Still not sure you have time to take care of rose plants? Low maintenance is the hallmark of Oso Easy and At Last roses – they are self-cleaning, meaning their petals fall off when the flowers fade, instead of turning brown and withering on the plant. That’s right, they require no deadheading or pruning, just give these roses at least 6 hours of sun a day and regular watering, and they’ll give you year-after-year of natural, easy-care beauty all season long. Sounds like a match made in heaven.

All About Butterfly Gardens!

Creating your very own butterfly garden is a fun and exciting process. If you are thinking about creating a butterfly garden there are some things you need to take in mind.

Do your research! Knowing what plants butterflies use for feeding, laying eggs, and resting on is essential to the success of your garden. Start with a diverse selection of native plants.

Know the importance of color, shape, and fragrance for your garden. Butterflies are guided by color and pattern when searching for nectar. Try using pink, orange, purple, and yellow when deciding on a color pallet. Did you know that some species of butterflies can’t see red? Take those things in mind when designing your garden.

Don’t be fooled. Not all bright colored flowers bear nectar. Plants such as roses do not. The form of the flower is also a big factor in attracting butterflies. Choose flowers that have a single apex or large petals for an easy place to land.

The next step to take when choosing what plants to use is the fragrance. We recommend using pungent flowers like butterfly milkweed, Texas lantana, wooly butterfly bush, blackeyed beebalm, blackeye Susan, and eastern purple coneflower.

Remember with the following essentials.

  • Determine the species of butterflies you want to attract and base that off of what plants you choose to get.
  • Chose a place that is protected from wind and rain but gets plenty of sunlight.
  • Don’t forget about host plants! Plants such as dill are a great addition to your butterfly garden.
  • Lastly, choose plants that will simultaneously bloom together. This is very appealing to butterflies.

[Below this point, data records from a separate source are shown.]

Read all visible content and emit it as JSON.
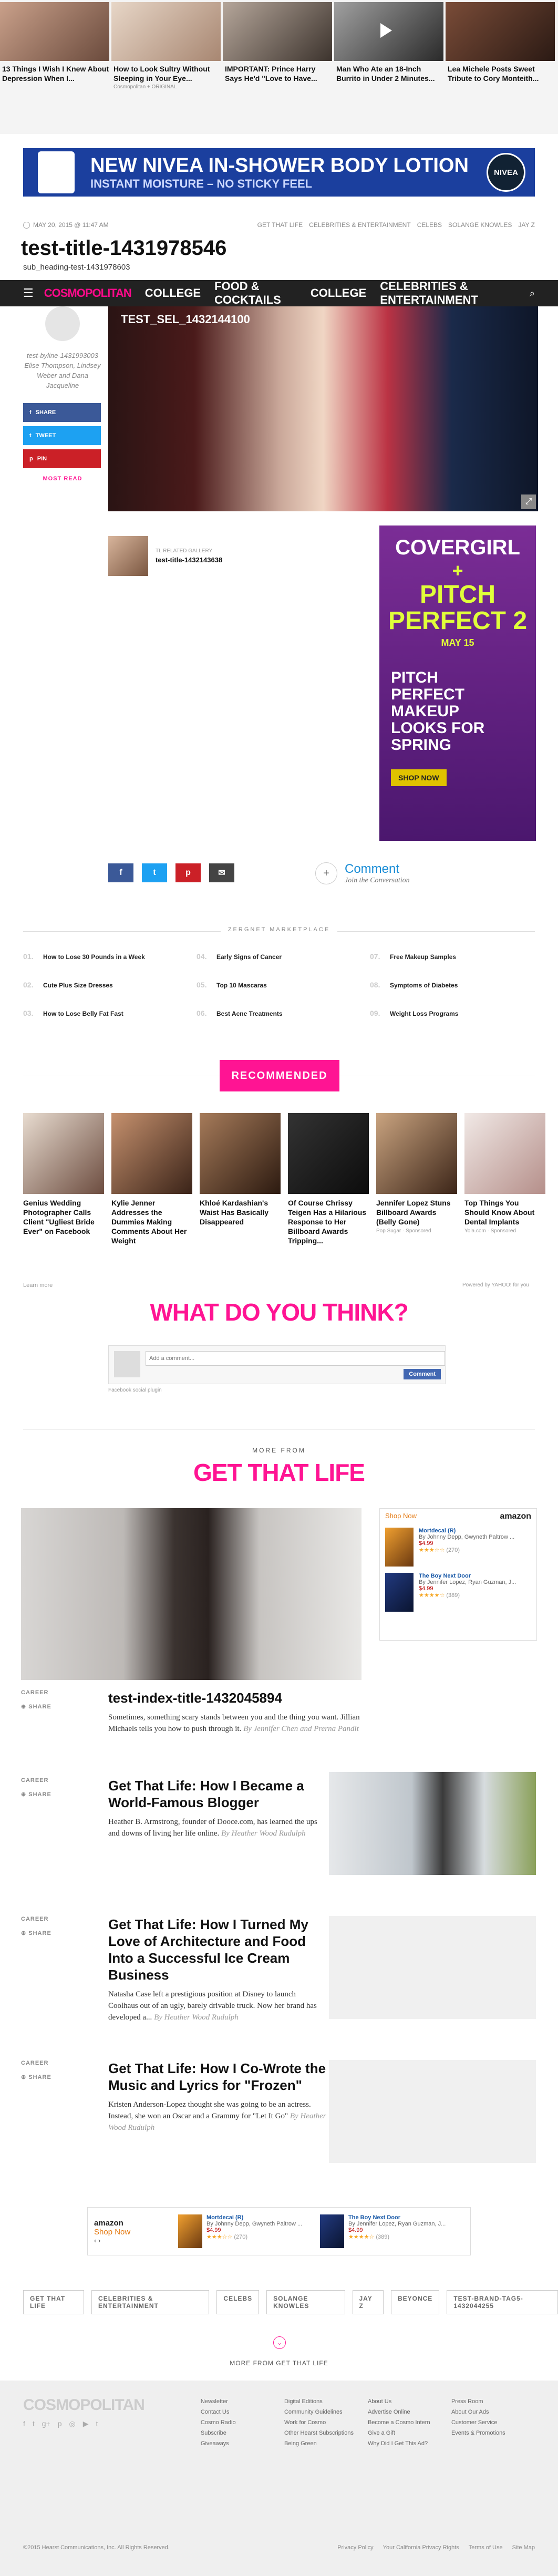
{
  "top_stories": [
    {
      "title": "13 Things I Wish I Knew About Depression When I...",
      "source": ""
    },
    {
      "title": "How to Look Sultry Without Sleeping in Your Eye...",
      "source": "Cosmopolitan + ORIGINAL"
    },
    {
      "title": "IMPORTANT: Prince Harry Says He'd \"Love to Have...",
      "source": ""
    },
    {
      "title": "Man Who Ate an 18-Inch Burrito in Under 2 Minutes...",
      "source": ""
    },
    {
      "title": "Lea Michele Posts Sweet Tribute to Cory Monteith...",
      "source": ""
    }
  ],
  "banner_ad": {
    "line1": "NEW NIVEA IN-SHOWER BODY LOTION",
    "line2": "INSTANT MOISTURE – NO STICKY FEEL",
    "logo": "NIVEA",
    "accent": "#1b3f9e"
  },
  "article_meta": {
    "date": "MAY 20, 2015 @ 11:47 AM",
    "tags": [
      "GET THAT LIFE",
      "CELEBRITIES & ENTERTAINMENT",
      "CELEBS",
      "SOLANGE KNOWLES",
      "JAY Z"
    ]
  },
  "title": "test-title-1431978546",
  "sub_heading": "sub_heading-test-1431978603",
  "nav": {
    "brand": "COSMOPOLITAN",
    "items": [
      "COLLEGE",
      "FOOD & COCKTAILS",
      "COLLEGE",
      "CELEBRITIES & ENTERTAINMENT"
    ],
    "brand_color": "#ff0a8a"
  },
  "hero_overlay_title": "TEST_SEL_1432144100",
  "byline": "test-byline-1431993003 Elise Thompson, Lindsey Weber and Dana Jacqueline",
  "share": {
    "facebook": "SHARE",
    "twitter": "TWEET",
    "pinterest": "PIN",
    "most_read": "MOST READ"
  },
  "related_gallery": {
    "label": "TL RELATED GALLERY",
    "title": "test-title-1432143638"
  },
  "ad_right": {
    "brand": "COVERGIRL",
    "plus": "+",
    "film": "PITCH PERFECT 2",
    "date": "MAY 15",
    "headline": "PITCH PERFECT MAKEUP LOOKS FOR SPRING",
    "cta": "SHOP NOW"
  },
  "comment": {
    "label": "Comment",
    "sub": "Join the Conversation"
  },
  "zergnet": {
    "header": "ZERGNET MARKETPLACE",
    "items": [
      [
        "01.",
        "How to Lose 30 Pounds in a Week"
      ],
      [
        "04.",
        "Early Signs of Cancer"
      ],
      [
        "07.",
        "Free Makeup Samples"
      ],
      [
        "02.",
        "Cute Plus Size Dresses"
      ],
      [
        "05.",
        "Top 10 Mascaras"
      ],
      [
        "08.",
        "Symptoms of Diabetes"
      ],
      [
        "03.",
        "How to Lose Belly Fat Fast"
      ],
      [
        "06.",
        "Best Acne Treatments"
      ],
      [
        "09.",
        "Weight Loss Programs"
      ]
    ]
  },
  "recommended": {
    "label": "RECOMMENDED",
    "cards": [
      {
        "title": "Genius Wedding Photographer Calls Client \"Ugliest Bride Ever\" on Facebook",
        "sponsor": ""
      },
      {
        "title": "Kylie Jenner Addresses the Dummies Making Comments About Her Weight",
        "sponsor": ""
      },
      {
        "title": "Khloé Kardashian's Waist Has Basically Disappeared",
        "sponsor": ""
      },
      {
        "title": "Of Course Chrissy Teigen Has a Hilarious Response to Her Billboard Awards Tripping...",
        "sponsor": ""
      },
      {
        "title": "Jennifer Lopez Stuns Billboard Awards (Belly Gone)",
        "sponsor": "Pop Sugar · Sponsored"
      },
      {
        "title": "Top Things You Should Know About Dental Implants",
        "sponsor": "Yola.com · Sponsored"
      }
    ],
    "learn_more": "Learn more",
    "powered": "Powered by YAHOO! for you"
  },
  "wdyt": {
    "heading": "WHAT DO YOU THINK?",
    "placeholder": "Add a comment...",
    "button": "Comment",
    "plugin": "Facebook social plugin"
  },
  "more_from": "MORE FROM",
  "get_that_life": "GET THAT LIFE",
  "amazon_widget": {
    "shop_now": "Shop Now",
    "logo": "amazon",
    "items": [
      {
        "title": "Mortdecai (R)",
        "author": "By Johnny Depp, Gwyneth Paltrow ...",
        "price": "$4.99",
        "count": "(270)"
      },
      {
        "title": "The Boy Next Door",
        "author": "By Jennifer Lopez, Ryan Guzman, J...",
        "price": "$4.99",
        "count": "(389)"
      }
    ]
  },
  "articles": [
    {
      "tag": "CAREER",
      "share": "SHARE",
      "title": "test-index-title-1432045894",
      "dek": "Sometimes, something scary stands between you and the thing you want. Jillian Michaels tells you how to push through it.",
      "by": "By Jennifer Chen and Prerna Pandit"
    },
    {
      "tag": "CAREER",
      "share": "SHARE",
      "title": "Get That Life: How I Became a World-Famous Blogger",
      "dek": "Heather B. Armstrong, founder of Dooce.com, has learned the ups and downs of living her life online.",
      "by": "By Heather Wood Rudulph"
    },
    {
      "tag": "CAREER",
      "share": "SHARE",
      "title": "Get That Life: How I Turned My Love of Architecture and Food Into a Successful Ice Cream Business",
      "dek": "Natasha Case left a prestigious position at Disney to launch Coolhaus out of an ugly, barely drivable truck. Now her brand has developed a...",
      "by": "By Heather Wood Rudulph"
    },
    {
      "tag": "CAREER",
      "share": "SHARE",
      "title": "Get That Life: How I Co-Wrote the Music and Lyrics for \"Frozen\"",
      "dek": "Kristen Anderson-Lopez thought she was going to be an actress. Instead, she won an Oscar and a Grammy for \"Let It Go\"",
      "by": "By Heather Wood Rudulph"
    }
  ],
  "bottom_tags": [
    "GET THAT LIFE",
    "CELEBRITIES & ENTERTAINMENT",
    "CELEBS",
    "SOLANGE KNOWLES",
    "JAY Z",
    "BEYONCE",
    "TEST-BRAND-TAG5-1432044255"
  ],
  "more_from_footer": "MORE FROM GET THAT LIFE",
  "footer": {
    "logo": "COSMOPOLITAN",
    "col1": [
      "Newsletter",
      "Contact Us",
      "Cosmo Radio",
      "Subscribe",
      "Giveaways"
    ],
    "col2": [
      "Digital Editions",
      "Community Guidelines",
      "Work for Cosmo",
      "Other Hearst Subscriptions",
      "Being Green"
    ],
    "col3": [
      "About Us",
      "Advertise Online",
      "Become a Cosmo Intern",
      "Give a Gift",
      "Why Did I Get This Ad?"
    ],
    "col4": [
      "Press Room",
      "About Our Ads",
      "Customer Service",
      "Events & Promotions"
    ],
    "copyright": "©2015 Hearst Communications, Inc. All Rights Reserved.",
    "links": [
      "Privacy Policy",
      "Your California Privacy Rights",
      "Terms of Use",
      "Site Map"
    ]
  }
}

As long as you stick with the essentials listed above you can start looking forward to enjoying a variety of butterflies visit your garden! Don’t forget to come and check in to see what’s new in the garden. If you have any questions don’t hesitate to messages on social media or give us a call!